What is needed
Please reproduce the entries that follow without a single difference.

----

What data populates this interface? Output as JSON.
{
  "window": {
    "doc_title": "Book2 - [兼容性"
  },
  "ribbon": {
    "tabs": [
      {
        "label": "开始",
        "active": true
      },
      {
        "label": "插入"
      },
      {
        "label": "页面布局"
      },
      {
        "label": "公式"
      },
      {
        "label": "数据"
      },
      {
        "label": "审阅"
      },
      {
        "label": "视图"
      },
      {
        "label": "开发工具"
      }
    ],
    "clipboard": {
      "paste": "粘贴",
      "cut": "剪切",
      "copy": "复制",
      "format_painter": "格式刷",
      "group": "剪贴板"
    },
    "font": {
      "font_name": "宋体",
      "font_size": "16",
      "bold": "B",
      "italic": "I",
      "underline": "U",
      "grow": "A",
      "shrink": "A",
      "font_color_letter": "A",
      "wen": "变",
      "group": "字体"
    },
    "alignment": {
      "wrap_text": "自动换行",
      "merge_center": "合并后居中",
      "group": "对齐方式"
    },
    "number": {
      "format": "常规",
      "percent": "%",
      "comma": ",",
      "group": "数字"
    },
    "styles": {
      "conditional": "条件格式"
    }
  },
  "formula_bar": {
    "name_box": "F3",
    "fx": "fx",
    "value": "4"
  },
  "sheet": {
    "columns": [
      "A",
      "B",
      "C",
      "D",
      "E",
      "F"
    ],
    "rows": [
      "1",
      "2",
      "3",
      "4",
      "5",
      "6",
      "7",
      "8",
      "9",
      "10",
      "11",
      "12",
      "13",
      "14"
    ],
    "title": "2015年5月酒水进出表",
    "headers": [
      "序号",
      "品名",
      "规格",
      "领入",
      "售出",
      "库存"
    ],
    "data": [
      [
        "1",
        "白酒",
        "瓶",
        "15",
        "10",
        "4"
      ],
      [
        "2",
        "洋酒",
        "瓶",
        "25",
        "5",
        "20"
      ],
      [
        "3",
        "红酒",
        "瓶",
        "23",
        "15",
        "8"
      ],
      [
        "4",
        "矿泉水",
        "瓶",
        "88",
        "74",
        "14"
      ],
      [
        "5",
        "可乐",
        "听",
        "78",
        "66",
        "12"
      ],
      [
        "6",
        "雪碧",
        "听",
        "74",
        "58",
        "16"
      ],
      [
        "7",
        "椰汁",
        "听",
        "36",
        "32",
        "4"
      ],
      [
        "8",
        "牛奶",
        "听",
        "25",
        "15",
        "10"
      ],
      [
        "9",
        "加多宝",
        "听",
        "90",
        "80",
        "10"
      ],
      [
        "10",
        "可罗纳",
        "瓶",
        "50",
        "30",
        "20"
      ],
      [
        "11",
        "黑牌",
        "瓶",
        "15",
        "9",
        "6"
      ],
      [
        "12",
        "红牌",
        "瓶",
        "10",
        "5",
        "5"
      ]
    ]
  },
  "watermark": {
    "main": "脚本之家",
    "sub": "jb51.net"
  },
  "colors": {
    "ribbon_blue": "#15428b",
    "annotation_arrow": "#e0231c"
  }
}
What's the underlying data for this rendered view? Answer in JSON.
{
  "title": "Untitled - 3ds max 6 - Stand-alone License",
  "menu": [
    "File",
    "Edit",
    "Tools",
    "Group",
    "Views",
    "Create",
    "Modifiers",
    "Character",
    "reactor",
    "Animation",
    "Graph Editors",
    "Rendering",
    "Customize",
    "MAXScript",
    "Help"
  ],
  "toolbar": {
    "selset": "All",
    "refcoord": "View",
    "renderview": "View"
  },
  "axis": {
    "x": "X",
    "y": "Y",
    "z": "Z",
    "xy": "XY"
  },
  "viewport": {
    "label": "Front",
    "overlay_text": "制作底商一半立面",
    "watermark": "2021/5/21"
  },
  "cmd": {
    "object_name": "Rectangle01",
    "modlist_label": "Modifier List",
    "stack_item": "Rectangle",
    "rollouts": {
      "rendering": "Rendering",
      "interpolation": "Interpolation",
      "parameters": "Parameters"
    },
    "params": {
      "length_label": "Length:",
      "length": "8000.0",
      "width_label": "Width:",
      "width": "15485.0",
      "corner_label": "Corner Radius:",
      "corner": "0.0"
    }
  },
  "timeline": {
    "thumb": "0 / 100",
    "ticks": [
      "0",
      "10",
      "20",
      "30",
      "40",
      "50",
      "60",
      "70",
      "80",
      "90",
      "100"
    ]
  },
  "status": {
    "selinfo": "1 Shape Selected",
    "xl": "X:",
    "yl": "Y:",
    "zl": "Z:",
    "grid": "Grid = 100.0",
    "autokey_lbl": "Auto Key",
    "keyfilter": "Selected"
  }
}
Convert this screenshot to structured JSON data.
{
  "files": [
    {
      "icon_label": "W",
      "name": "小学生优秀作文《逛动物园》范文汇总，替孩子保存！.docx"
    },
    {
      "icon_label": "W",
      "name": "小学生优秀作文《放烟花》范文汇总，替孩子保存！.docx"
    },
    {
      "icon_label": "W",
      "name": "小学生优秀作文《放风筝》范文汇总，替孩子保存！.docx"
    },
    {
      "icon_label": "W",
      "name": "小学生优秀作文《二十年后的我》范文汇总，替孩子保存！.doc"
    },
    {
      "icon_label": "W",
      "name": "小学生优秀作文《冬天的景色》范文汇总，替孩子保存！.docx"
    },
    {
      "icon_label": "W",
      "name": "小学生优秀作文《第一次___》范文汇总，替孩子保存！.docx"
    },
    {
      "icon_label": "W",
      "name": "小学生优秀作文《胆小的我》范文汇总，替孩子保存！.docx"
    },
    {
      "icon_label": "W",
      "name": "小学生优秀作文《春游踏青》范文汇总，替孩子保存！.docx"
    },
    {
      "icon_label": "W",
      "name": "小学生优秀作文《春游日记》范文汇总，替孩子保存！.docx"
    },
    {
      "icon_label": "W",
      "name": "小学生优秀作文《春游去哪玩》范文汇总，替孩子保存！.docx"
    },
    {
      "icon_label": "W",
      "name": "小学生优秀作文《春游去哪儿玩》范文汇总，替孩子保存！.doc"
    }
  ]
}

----

Result
What data populates this interface? Output as JSON.
{
  "window": {
    "doc_title": "Book2 - [兼容性"
  },
  "ribbon": {
    "tabs": [
      {
        "label": "开始",
        "active": true
      },
      {
        "label": "插入"
      },
      {
        "label": "页面布局"
      },
      {
        "label": "公式"
      },
      {
        "label": "数据"
      },
      {
        "label": "审阅"
      },
      {
        "label": "视图"
      },
      {
        "label": "开发工具"
      }
    ],
    "clipboard": {
      "paste": "粘贴",
      "cut": "剪切",
      "copy": "复制",
      "format_painter": "格式刷",
      "group": "剪贴板"
    },
    "font": {
      "font_name": "宋体",
      "font_size": "16",
      "bold": "B",
      "italic": "I",
      "underline": "U",
      "grow": "A",
      "shrink": "A",
      "font_color_letter": "A",
      "wen": "变",
      "group": "字体"
    },
    "alignment": {
      "wrap_text": "自动换行",
      "merge_center": "合并后居中",
      "group": "对齐方式"
    },
    "number": {
      "format": "常规",
      "percent": "%",
      "comma": ",",
      "group": "数字"
    },
    "styles": {
      "conditional": "条件格式"
    }
  },
  "formula_bar": {
    "name_box": "F3",
    "fx": "fx",
    "value": "4"
  },
  "sheet": {
    "columns": [
      "A",
      "B",
      "C",
      "D",
      "E",
      "F"
    ],
    "rows": [
      "1",
      "2",
      "3",
      "4",
      "5",
      "6",
      "7",
      "8",
      "9",
      "10",
      "11",
      "12",
      "13",
      "14"
    ],
    "title": "2015年5月酒水进出表",
    "headers": [
      "序号",
      "品名",
      "规格",
      "领入",
      "售出",
      "库存"
    ],
    "data": [
      [
        "1",
        "白酒",
        "瓶",
        "15",
        "10",
        "4"
      ],
      [
        "2",
        "洋酒",
        "瓶",
        "25",
        "5",
        "20"
      ],
      [
        "3",
        "红酒",
        "瓶",
        "23",
        "15",
        "8"
      ],
      [
        "4",
        "矿泉水",
        "瓶",
        "88",
        "74",
        "14"
      ],
      [
        "5",
        "可乐",
        "听",
        "78",
        "66",
        "12"
      ],
      [
        "6",
        "雪碧",
        "听",
        "74",
        "58",
        "16"
      ],
      [
        "7",
        "椰汁",
        "听",
        "36",
        "32",
        "4"
      ],
      [
        "8",
        "牛奶",
        "听",
        "25",
        "15",
        "10"
      ],
      [
        "9",
        "加多宝",
        "听",
        "90",
        "80",
        "10"
      ],
      [
        "10",
        "可罗纳",
        "瓶",
        "50",
        "30",
        "20"
      ],
      [
        "11",
        "黑牌",
        "瓶",
        "15",
        "9",
        "6"
      ],
      [
        "12",
        "红牌",
        "瓶",
        "10",
        "5",
        "5"
      ]
    ]
  },
  "watermark": {
    "main": "脚本之家",
    "sub": "jb51.net"
  },
  "colors": {
    "ribbon_blue": "#15428b",
    "annotation_arrow": "#e0231c"
  }
}
What's the underlying data for this rendered view? Answer in JSON.
{
  "title": "Untitled - 3ds max 6 - Stand-alone License",
  "menu": [
    "File",
    "Edit",
    "Tools",
    "Group",
    "Views",
    "Create",
    "Modifiers",
    "Character",
    "reactor",
    "Animation",
    "Graph Editors",
    "Rendering",
    "Customize",
    "MAXScript",
    "Help"
  ],
  "toolbar": {
    "selset": "All",
    "refcoord": "View",
    "renderview": "View"
  },
  "axis": {
    "x": "X",
    "y": "Y",
    "z": "Z",
    "xy": "XY"
  },
  "viewport": {
    "label": "Front",
    "overlay_text": "制作底商一半立面",
    "watermark": "2021/5/21"
  },
  "cmd": {
    "object_name": "Rectangle01",
    "modlist_label": "Modifier List",
    "stack_item": "Rectangle",
    "rollouts": {
      "rendering": "Rendering",
      "interpolation": "Interpolation",
      "parameters": "Parameters"
    },
    "params": {
      "length_label": "Length:",
      "length": "8000.0",
      "width_label": "Width:",
      "width": "15485.0",
      "corner_label": "Corner Radius:",
      "corner": "0.0"
    }
  },
  "timeline": {
    "thumb": "0 / 100",
    "ticks": [
      "0",
      "10",
      "20",
      "30",
      "40",
      "50",
      "60",
      "70",
      "80",
      "90",
      "100"
    ]
  },
  "status": {
    "selinfo": "1 Shape Selected",
    "xl": "X:",
    "yl": "Y:",
    "zl": "Z:",
    "grid": "Grid = 100.0",
    "autokey_lbl": "Auto Key",
    "keyfilter": "Selected"
  }
}
Convert this screenshot to structured JSON data.
{
  "files": [
    {
      "icon_label": "W",
      "name": "小学生优秀作文《逛动物园》范文汇总，替孩子保存！.docx"
    },
    {
      "icon_label": "W",
      "name": "小学生优秀作文《放烟花》范文汇总，替孩子保存！.docx"
    },
    {
      "icon_label": "W",
      "name": "小学生优秀作文《放风筝》范文汇总，替孩子保存！.docx"
    },
    {
      "icon_label": "W",
      "name": "小学生优秀作文《二十年后的我》范文汇总，替孩子保存！.doc"
    },
    {
      "icon_label": "W",
      "name": "小学生优秀作文《冬天的景色》范文汇总，替孩子保存！.docx"
    },
    {
      "icon_label": "W",
      "name": "小学生优秀作文《第一次___》范文汇总，替孩子保存！.docx"
    },
    {
      "icon_label": "W",
      "name": "小学生优秀作文《胆小的我》范文汇总，替孩子保存！.docx"
    },
    {
      "icon_label": "W",
      "name": "小学生优秀作文《春游踏青》范文汇总，替孩子保存！.docx"
    },
    {
      "icon_label": "W",
      "name": "小学生优秀作文《春游日记》范文汇总，替孩子保存！.docx"
    },
    {
      "icon_label": "W",
      "name": "小学生优秀作文《春游去哪玩》范文汇总，替孩子保存！.docx"
    },
    {
      "icon_label": "W",
      "name": "小学生优秀作文《春游去哪儿玩》范文汇总，替孩子保存！.doc"
    }
  ]
}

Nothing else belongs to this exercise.